The Glory of God is in everyone! So he fought. The apartheid Government of South Africa sentenced him to life in prison. He spent 27 years on Robin Island Prison. Do you know what he did when he was there? He educated the other prisoners. He taught them drama. They put on plays, they did musicals, they sang, they learned, they grew together but somewhere around year 20, Nelson Mandela had an awakening. He said: “I am not going to spend my life behind bars doing this. I am meant for something more.” So this “lifer” in prison, opened negotiations with the very government that had imprisoned him! Now imagine this, sending a letter to the president of the country that imprisoned you saying, “I wish to open negotiations with you about my release.” He opened negotiations with them. And over a course of seven years he secured his freedom, helped to shape what would become the new South Africa, and became the first President of that country. In his inaugural address he quoted from Marianne Williamson’s “A Return to Love.” This is the center of what he believes and why for 27 years he kept on going.

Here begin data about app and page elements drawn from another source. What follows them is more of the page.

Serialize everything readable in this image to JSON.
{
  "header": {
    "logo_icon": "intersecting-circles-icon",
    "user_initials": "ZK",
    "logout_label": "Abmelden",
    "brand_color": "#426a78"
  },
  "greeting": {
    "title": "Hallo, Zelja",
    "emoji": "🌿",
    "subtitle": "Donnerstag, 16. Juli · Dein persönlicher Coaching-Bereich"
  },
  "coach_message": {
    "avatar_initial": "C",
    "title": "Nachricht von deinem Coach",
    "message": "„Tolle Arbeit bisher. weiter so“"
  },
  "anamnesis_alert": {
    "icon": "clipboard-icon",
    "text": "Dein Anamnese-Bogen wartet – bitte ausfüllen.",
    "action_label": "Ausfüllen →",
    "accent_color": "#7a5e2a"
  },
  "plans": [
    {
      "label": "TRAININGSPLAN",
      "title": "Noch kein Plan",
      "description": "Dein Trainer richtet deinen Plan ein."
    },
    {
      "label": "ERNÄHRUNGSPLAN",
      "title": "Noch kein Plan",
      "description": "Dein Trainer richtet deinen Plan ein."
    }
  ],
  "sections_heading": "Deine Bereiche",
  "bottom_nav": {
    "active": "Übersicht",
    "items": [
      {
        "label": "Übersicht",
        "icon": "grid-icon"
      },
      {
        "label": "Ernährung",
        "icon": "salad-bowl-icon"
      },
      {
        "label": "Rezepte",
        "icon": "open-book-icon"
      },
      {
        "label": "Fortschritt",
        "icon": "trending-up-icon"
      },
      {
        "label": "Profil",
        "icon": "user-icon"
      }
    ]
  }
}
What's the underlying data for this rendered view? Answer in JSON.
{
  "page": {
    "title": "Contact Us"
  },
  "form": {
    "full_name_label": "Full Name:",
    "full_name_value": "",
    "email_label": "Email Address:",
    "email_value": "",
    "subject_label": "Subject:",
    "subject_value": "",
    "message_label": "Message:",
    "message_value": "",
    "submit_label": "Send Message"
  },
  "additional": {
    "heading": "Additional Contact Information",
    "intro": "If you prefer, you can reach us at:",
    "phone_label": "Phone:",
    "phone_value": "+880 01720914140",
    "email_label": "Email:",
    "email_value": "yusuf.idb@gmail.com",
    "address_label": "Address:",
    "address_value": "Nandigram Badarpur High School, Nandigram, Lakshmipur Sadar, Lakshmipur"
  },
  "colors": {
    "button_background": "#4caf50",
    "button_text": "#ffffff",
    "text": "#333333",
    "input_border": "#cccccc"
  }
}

“Our worst fear is not that we are inadequate. Our deepest fear is that we are powerful beyond measure. It is our light, not our darkness, that most frightens us. We ask ourselves, ‘Who am I to be brilliant, gorgeous, talented and fabulous. Actually, who are you not to be? You are child of God and you’re playing small, doesn’t serve the world. There is nothing enlightened about shrinking, so that other people will not feel insecure around you. We were born to make manifest the Glory of God within us. It is not in some of us. It is in everyone. And as we let our light shine, we unconsciously give other people permission to do the same. As we are liberated from our own fear, our presence automatically liberates others.”
Who are you not to be? Billy Preston had dreamed for years of making it on his own and he asks: “Will it go round in circles? Will it fly high like a bird up in the sky?” Do you know what he is asking? You see, you’ll never know if your dream or hope, yourself, will ever make it unless you open yourself up to it; unless you let yourself ‘out.’ If you never reach deep and let it out, it will never get out! It will never go anywhere.
The power of prayer is the power to set YOU free. Pray deeply. There is a melody in each one of us. It was written in the act of creation but it will never be sung if you never let it out.
Amen, Shalom and Blessed Be.
Rev. Brad Wishon was called in 1997 to serve as Pastor of Gentle Shepherd MCC, now Metropolitan Community Church Phoenix, in Arizona. An LGBT activist, he was named to Echo Magazine’s Hall of Fame in 2012 and named its Man of the Year in 2004.
In 2004, as Massachusetts became the first state to offer same-sex marriage, he was part of a local effort by clergy to help couples to try to obtain marriage licenses. When they were denied, he and others performed weddings for about 40 couples.
He was involved with No Longer Silent: Clergy for Justice, a Phoenix-area group with the mission of sharing an alternative religious perspective on homosexuality. He promoted the Phoenix Declaration, which calls for the end of LGBT discrimination.